Unlike their predecessors, the compact, technologically enhanced speakers of today present little threat to their users’ well-being. In fact, Lord’s speaker of choice—the 51-inch XR200 from McIntosh Laboratory, listed at $16,000 per pair—packs an incredible punch for a relatively diminutive floor-standing model. “The XR200 is absolutely monstrous, yet it is still real-estate-sensitive,” Lord says. “There simply isn’t any competition at that size or price point.”

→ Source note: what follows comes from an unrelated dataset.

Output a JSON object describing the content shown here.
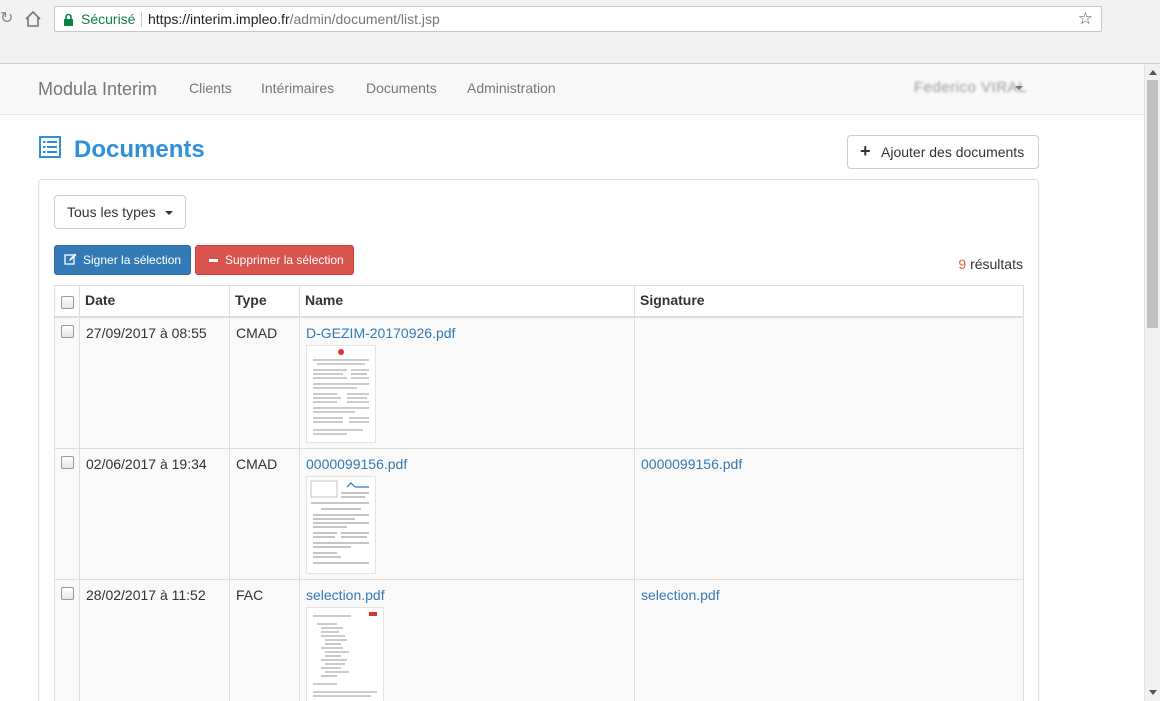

McIntosh Laboratory has enjoyed kudos like this for several decades. In 1949, the Lab’s founder, Frank “Mr. Mac” McIntosh, astounded the audio industry with his company’s debut product: the 50W-1, a 50-watt amplifier capable of powering a frequency response from 20 Hz to 20 kHz with less than 1 percent distortion. “People didn’t believe it was possible,” said Sidney Corderman, the longtime chief designer at McIntosh, in a 2006 interview with audio-industry journalist Ken Kessler. Two decades after the release of the 50W-1, McIntosh amplifiers further solidified the company’s place in history by driving the sound at Woodstock. To accommodate the size of the unexpectedly large crowd, the festival’s engineers rigged a last-minute sound system using 17 McIntosh amplifiers.

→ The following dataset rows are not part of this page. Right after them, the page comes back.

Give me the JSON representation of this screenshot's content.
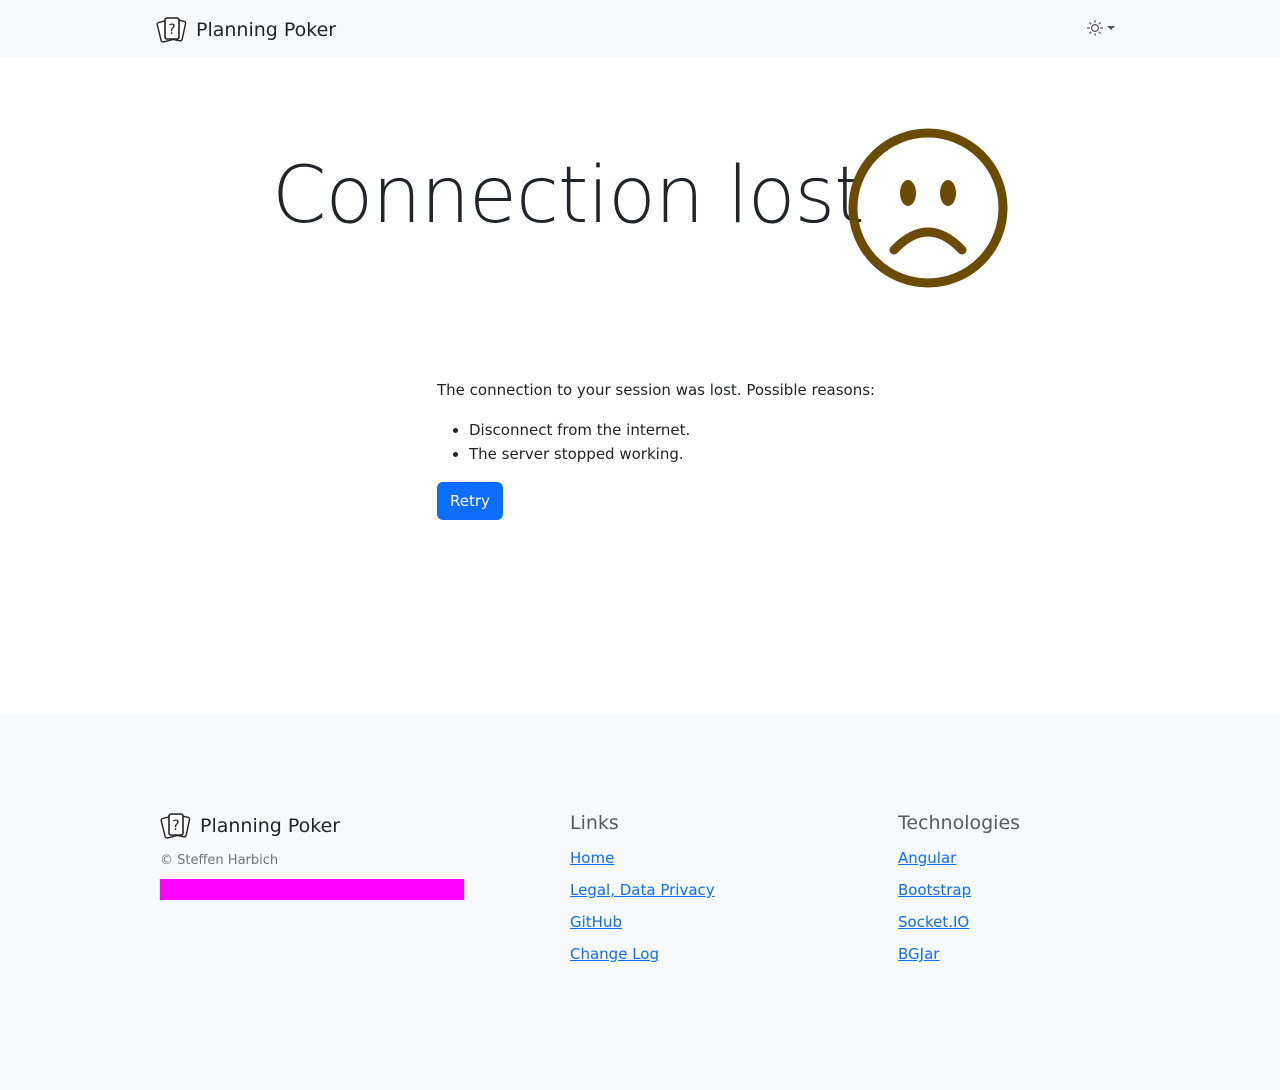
{
  "navbar": {
    "brand_name": "Planning Poker",
    "logo_icon": "cards-icon",
    "theme_icon": "sun-icon"
  },
  "hero": {
    "title": "Connection lost",
    "face_icon": "sad-face-icon",
    "face_color": "#6b4b00"
  },
  "message": {
    "intro": "The connection to your session was lost. Possible reasons:",
    "reasons": [
      "Disconnect from the internet.",
      "The server stopped working."
    ],
    "retry_label": "Retry"
  },
  "footer": {
    "brand_name": "Planning Poker",
    "copyright": "© Steffen Harbich",
    "links": {
      "heading": "Links",
      "items": [
        "Home",
        "Legal, Data Privacy",
        "GitHub",
        "Change Log"
      ]
    },
    "technologies": {
      "heading": "Technologies",
      "items": [
        "Angular",
        "Bootstrap",
        "Socket.IO",
        "BGJar"
      ]
    }
  },
  "colors": {
    "primary": "#0d6efd",
    "navbar_bg": "#f8f9fa",
    "redaction": "#ff00ff"
  }
}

Today, McIntosh Laboratory is known for all of its audio components, including speakers, which entered the company’s lineup in 1970. “Our speaker business has been growing roughly 10 percent year over year,” says company president Charlie Randall, who oversaw the 2007 release of the XRT2K loudspeakers. That model, priced at $100,000 per pair, can handle an incredible 2,000 watts, but it stands 7 feet tall and weighs more than 450 pounds. “The new XR200 delivers basically the same sound quality and has many of the same characteristics as the XRT2K, but in a smaller package,” Randall says.
At its January debut at the International Consumer Electronics Show in Las Vegas, the 113-pound XR200 inspired the same sense of awe among attendees that its ancestor, the 50W-1, inspired 60 years ago. “Right after the show,” says Carl Van Gelder, chief engineer of the XR200, “I got an e-mail from the head of another speaker company, and his comment was, ‘Wow!’ ”

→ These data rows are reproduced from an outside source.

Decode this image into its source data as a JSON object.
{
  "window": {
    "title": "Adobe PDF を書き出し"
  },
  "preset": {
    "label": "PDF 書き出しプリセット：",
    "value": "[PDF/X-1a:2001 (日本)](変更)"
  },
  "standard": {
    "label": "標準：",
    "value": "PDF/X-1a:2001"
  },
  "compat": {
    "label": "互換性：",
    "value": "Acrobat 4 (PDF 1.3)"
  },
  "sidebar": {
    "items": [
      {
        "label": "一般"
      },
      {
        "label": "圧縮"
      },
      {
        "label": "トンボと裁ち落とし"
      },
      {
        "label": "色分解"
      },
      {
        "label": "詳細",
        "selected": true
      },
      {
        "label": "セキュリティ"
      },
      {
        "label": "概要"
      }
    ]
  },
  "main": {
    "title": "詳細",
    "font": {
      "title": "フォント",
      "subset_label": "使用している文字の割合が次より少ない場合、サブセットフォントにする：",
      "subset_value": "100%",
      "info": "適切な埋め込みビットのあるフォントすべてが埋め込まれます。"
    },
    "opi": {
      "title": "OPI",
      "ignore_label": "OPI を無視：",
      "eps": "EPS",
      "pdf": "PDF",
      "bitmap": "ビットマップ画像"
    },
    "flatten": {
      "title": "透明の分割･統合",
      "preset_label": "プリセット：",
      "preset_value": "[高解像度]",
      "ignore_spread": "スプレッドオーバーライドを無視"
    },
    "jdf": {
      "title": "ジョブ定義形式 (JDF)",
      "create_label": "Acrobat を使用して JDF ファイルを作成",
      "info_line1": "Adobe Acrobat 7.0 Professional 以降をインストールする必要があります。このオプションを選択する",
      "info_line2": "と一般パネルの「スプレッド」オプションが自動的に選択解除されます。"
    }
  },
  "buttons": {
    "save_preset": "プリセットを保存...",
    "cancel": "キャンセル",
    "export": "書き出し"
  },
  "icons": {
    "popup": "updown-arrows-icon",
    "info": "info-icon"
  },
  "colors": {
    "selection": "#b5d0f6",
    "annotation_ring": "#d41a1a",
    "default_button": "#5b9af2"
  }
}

The XR200 produces a frequency response from 20 Hz to 45 kHz with seven tweeters, 12 midrange drivers, and three 8-inch woofers, which account for the speaker’s striking low-end output. “These speakers present audio the way it should be presented,” says Lord, “and, more importantly, they are very easy to put in a room.”
McIntosh Laboratory, 607.723.3512, www.mcintoshlabs.com